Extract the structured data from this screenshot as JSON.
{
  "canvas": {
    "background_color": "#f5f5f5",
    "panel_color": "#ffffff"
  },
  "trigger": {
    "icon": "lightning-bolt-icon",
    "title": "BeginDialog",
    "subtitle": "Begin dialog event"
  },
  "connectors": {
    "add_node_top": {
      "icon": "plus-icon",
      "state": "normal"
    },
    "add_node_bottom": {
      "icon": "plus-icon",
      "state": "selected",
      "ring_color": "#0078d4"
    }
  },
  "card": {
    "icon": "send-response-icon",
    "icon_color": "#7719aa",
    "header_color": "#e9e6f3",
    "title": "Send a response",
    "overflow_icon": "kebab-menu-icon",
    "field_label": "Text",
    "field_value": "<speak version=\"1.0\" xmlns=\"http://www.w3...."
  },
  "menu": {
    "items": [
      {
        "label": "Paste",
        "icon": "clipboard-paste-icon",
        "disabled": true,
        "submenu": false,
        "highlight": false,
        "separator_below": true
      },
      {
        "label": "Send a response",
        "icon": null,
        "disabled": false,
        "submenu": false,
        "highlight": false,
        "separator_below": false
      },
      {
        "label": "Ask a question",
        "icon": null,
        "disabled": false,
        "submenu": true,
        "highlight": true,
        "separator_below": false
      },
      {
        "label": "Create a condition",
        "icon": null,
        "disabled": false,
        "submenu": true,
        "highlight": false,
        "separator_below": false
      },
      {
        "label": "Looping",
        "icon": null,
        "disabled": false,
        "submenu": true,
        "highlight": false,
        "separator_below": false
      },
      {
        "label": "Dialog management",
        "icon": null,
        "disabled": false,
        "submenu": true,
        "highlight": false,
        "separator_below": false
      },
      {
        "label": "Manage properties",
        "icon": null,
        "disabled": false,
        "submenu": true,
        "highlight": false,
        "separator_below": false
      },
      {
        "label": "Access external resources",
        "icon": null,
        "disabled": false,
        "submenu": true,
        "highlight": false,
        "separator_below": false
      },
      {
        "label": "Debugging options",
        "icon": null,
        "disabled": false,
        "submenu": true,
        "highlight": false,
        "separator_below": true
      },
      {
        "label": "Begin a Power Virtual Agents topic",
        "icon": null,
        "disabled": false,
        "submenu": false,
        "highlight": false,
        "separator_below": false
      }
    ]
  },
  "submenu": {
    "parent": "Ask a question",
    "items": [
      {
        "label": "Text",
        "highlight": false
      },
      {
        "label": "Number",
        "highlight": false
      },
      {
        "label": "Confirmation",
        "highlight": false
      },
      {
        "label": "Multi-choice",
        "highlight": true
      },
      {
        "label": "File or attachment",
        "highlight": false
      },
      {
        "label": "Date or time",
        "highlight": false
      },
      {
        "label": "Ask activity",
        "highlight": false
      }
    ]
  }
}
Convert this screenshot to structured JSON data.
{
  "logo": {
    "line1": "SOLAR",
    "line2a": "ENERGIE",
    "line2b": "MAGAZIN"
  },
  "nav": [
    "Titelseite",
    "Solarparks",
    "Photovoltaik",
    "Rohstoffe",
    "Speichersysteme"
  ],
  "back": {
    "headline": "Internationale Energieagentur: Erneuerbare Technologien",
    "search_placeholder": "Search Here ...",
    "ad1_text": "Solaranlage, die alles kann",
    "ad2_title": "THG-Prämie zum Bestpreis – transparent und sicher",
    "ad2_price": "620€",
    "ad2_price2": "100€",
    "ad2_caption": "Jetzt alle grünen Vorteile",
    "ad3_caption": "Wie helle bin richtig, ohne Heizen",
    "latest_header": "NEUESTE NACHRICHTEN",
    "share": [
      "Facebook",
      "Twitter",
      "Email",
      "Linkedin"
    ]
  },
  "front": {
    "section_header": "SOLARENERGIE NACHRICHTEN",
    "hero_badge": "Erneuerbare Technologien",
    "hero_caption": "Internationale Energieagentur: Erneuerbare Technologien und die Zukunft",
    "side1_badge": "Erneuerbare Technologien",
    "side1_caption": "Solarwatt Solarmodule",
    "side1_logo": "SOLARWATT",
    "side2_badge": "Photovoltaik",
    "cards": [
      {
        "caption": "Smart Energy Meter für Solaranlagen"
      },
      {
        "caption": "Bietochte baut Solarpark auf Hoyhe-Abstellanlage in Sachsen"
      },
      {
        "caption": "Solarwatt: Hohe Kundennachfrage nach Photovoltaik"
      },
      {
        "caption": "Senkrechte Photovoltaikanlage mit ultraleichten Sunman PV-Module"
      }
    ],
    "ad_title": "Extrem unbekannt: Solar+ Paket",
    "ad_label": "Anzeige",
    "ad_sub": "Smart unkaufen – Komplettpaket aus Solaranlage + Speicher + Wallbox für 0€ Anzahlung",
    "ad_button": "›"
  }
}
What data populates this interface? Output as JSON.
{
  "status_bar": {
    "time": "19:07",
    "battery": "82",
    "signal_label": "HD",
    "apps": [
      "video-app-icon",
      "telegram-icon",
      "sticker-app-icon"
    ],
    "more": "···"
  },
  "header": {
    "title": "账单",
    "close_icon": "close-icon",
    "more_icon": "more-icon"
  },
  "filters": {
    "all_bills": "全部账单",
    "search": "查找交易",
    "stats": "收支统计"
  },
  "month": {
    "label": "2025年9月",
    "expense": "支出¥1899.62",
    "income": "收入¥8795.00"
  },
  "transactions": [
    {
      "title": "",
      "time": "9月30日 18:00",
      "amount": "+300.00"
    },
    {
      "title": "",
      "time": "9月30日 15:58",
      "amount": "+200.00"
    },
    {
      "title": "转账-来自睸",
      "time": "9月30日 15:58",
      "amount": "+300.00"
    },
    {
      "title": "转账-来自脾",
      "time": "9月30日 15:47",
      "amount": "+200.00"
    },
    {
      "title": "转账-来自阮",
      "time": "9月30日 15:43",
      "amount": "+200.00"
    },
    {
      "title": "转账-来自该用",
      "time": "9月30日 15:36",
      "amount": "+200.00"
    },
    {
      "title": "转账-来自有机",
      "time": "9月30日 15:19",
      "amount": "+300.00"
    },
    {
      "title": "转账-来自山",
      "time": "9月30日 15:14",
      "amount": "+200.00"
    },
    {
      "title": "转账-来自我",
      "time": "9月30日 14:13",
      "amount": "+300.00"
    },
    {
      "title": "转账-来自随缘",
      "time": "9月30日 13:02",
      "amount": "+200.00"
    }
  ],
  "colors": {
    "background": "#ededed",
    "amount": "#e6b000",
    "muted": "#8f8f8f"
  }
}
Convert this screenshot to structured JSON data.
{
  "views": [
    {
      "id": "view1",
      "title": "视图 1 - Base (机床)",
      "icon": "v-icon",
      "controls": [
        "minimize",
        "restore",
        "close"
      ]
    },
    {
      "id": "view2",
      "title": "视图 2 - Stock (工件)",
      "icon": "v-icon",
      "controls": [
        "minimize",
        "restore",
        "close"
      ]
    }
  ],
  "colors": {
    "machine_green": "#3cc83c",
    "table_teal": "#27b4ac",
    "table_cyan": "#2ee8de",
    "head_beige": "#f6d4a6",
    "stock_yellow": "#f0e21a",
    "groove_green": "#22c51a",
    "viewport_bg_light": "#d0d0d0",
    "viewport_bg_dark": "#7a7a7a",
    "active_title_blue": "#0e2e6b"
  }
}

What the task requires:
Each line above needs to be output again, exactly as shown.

Result of this task:
Extract the structured data from this screenshot as JSON.
{
  "canvas": {
    "background_color": "#f5f5f5",
    "panel_color": "#ffffff"
  },
  "trigger": {
    "icon": "lightning-bolt-icon",
    "title": "BeginDialog",
    "subtitle": "Begin dialog event"
  },
  "connectors": {
    "add_node_top": {
      "icon": "plus-icon",
      "state": "normal"
    },
    "add_node_bottom": {
      "icon": "plus-icon",
      "state": "selected",
      "ring_color": "#0078d4"
    }
  },
  "card": {
    "icon": "send-response-icon",
    "icon_color": "#7719aa",
    "header_color": "#e9e6f3",
    "title": "Send a response",
    "overflow_icon": "kebab-menu-icon",
    "field_label": "Text",
    "field_value": "<speak version=\"1.0\" xmlns=\"http://www.w3...."
  },
  "menu": {
    "items": [
      {
        "label": "Paste",
        "icon": "clipboard-paste-icon",
        "disabled": true,
        "submenu": false,
        "highlight": false,
        "separator_below": true
      },
      {
        "label": "Send a response",
        "icon": null,
        "disabled": false,
        "submenu": false,
        "highlight": false,
        "separator_below": false
      },
      {
        "label": "Ask a question",
        "icon": null,
        "disabled": false,
        "submenu": true,
        "highlight": true,
        "separator_below": false
      },
      {
        "label": "Create a condition",
        "icon": null,
        "disabled": false,
        "submenu": true,
        "highlight": false,
        "separator_below": false
      },
      {
        "label": "Looping",
        "icon": null,
        "disabled": false,
        "submenu": true,
        "highlight": false,
        "separator_below": false
      },
      {
        "label": "Dialog management",
        "icon": null,
        "disabled": false,
        "submenu": true,
        "highlight": false,
        "separator_below": false
      },
      {
        "label": "Manage properties",
        "icon": null,
        "disabled": false,
        "submenu": true,
        "highlight": false,
        "separator_below": false
      },
      {
        "label": "Access external resources",
        "icon": null,
        "disabled": false,
        "submenu": true,
        "highlight": false,
        "separator_below": false
      },
      {
        "label": "Debugging options",
        "icon": null,
        "disabled": false,
        "submenu": true,
        "highlight": false,
        "separator_below": true
      },
      {
        "label": "Begin a Power Virtual Agents topic",
        "icon": null,
        "disabled": false,
        "submenu": false,
        "highlight": false,
        "separator_below": false
      }
    ]
  },
  "submenu": {
    "parent": "Ask a question",
    "items": [
      {
        "label": "Text",
        "highlight": false
      },
      {
        "label": "Number",
        "highlight": false
      },
      {
        "label": "Confirmation",
        "highlight": false
      },
      {
        "label": "Multi-choice",
        "highlight": true
      },
      {
        "label": "File or attachment",
        "highlight": false
      },
      {
        "label": "Date or time",
        "highlight": false
      },
      {
        "label": "Ask activity",
        "highlight": false
      }
    ]
  }
}
Convert this screenshot to structured JSON data.
{
  "logo": {
    "line1": "SOLAR",
    "line2a": "ENERGIE",
    "line2b": "MAGAZIN"
  },
  "nav": [
    "Titelseite",
    "Solarparks",
    "Photovoltaik",
    "Rohstoffe",
    "Speichersysteme"
  ],
  "back": {
    "headline": "Internationale Energieagentur: Erneuerbare Technologien",
    "search_placeholder": "Search Here ...",
    "ad1_text": "Solaranlage, die alles kann",
    "ad2_title": "THG-Prämie zum Bestpreis – transparent und sicher",
    "ad2_price": "620€",
    "ad2_price2": "100€",
    "ad2_caption": "Jetzt alle grünen Vorteile",
    "ad3_caption": "Wie helle bin richtig, ohne Heizen",
    "latest_header": "NEUESTE NACHRICHTEN",
    "share": [
      "Facebook",
      "Twitter",
      "Email",
      "Linkedin"
    ]
  },
  "front": {
    "section_header": "SOLARENERGIE NACHRICHTEN",
    "hero_badge": "Erneuerbare Technologien",
    "hero_caption": "Internationale Energieagentur: Erneuerbare Technologien und die Zukunft",
    "side1_badge": "Erneuerbare Technologien",
    "side1_caption": "Solarwatt Solarmodule",
    "side1_logo": "SOLARWATT",
    "side2_badge": "Photovoltaik",
    "cards": [
      {
        "caption": "Smart Energy Meter für Solaranlagen"
      },
      {
        "caption": "Bietochte baut Solarpark auf Hoyhe-Abstellanlage in Sachsen"
      },
      {
        "caption": "Solarwatt: Hohe Kundennachfrage nach Photovoltaik"
      },
      {
        "caption": "Senkrechte Photovoltaikanlage mit ultraleichten Sunman PV-Module"
      }
    ],
    "ad_title": "Extrem unbekannt: Solar+ Paket",
    "ad_label": "Anzeige",
    "ad_sub": "Smart unkaufen – Komplettpaket aus Solaranlage + Speicher + Wallbox für 0€ Anzahlung",
    "ad_button": "›"
  }
}
What data populates this interface? Output as JSON.
{
  "status_bar": {
    "time": "19:07",
    "battery": "82",
    "signal_label": "HD",
    "apps": [
      "video-app-icon",
      "telegram-icon",
      "sticker-app-icon"
    ],
    "more": "···"
  },
  "header": {
    "title": "账单",
    "close_icon": "close-icon",
    "more_icon": "more-icon"
  },
  "filters": {
    "all_bills": "全部账单",
    "search": "查找交易",
    "stats": "收支统计"
  },
  "month": {
    "label": "2025年9月",
    "expense": "支出¥1899.62",
    "income": "收入¥8795.00"
  },
  "transactions": [
    {
      "title": "",
      "time": "9月30日 18:00",
      "amount": "+300.00"
    },
    {
      "title": "",
      "time": "9月30日 15:58",
      "amount": "+200.00"
    },
    {
      "title": "转账-来自睸",
      "time": "9月30日 15:58",
      "amount": "+300.00"
    },
    {
      "title": "转账-来自脾",
      "time": "9月30日 15:47",
      "amount": "+200.00"
    },
    {
      "title": "转账-来自阮",
      "time": "9月30日 15:43",
      "amount": "+200.00"
    },
    {
      "title": "转账-来自该用",
      "time": "9月30日 15:36",
      "amount": "+200.00"
    },
    {
      "title": "转账-来自有机",
      "time": "9月30日 15:19",
      "amount": "+300.00"
    },
    {
      "title": "转账-来自山",
      "time": "9月30日 15:14",
      "amount": "+200.00"
    },
    {
      "title": "转账-来自我",
      "time": "9月30日 14:13",
      "amount": "+300.00"
    },
    {
      "title": "转账-来自随缘",
      "time": "9月30日 13:02",
      "amount": "+200.00"
    }
  ],
  "colors": {
    "background": "#ededed",
    "amount": "#e6b000",
    "muted": "#8f8f8f"
  }
}
Convert this screenshot to structured JSON data.
{
  "views": [
    {
      "id": "view1",
      "title": "视图 1 - Base (机床)",
      "icon": "v-icon",
      "controls": [
        "minimize",
        "restore",
        "close"
      ]
    },
    {
      "id": "view2",
      "title": "视图 2 - Stock (工件)",
      "icon": "v-icon",
      "controls": [
        "minimize",
        "restore",
        "close"
      ]
    }
  ],
  "colors": {
    "machine_green": "#3cc83c",
    "table_teal": "#27b4ac",
    "table_cyan": "#2ee8de",
    "head_beige": "#f6d4a6",
    "stock_yellow": "#f0e21a",
    "groove_green": "#22c51a",
    "viewport_bg_light": "#d0d0d0",
    "viewport_bg_dark": "#7a7a7a",
    "active_title_blue": "#0e2e6b"
  }
}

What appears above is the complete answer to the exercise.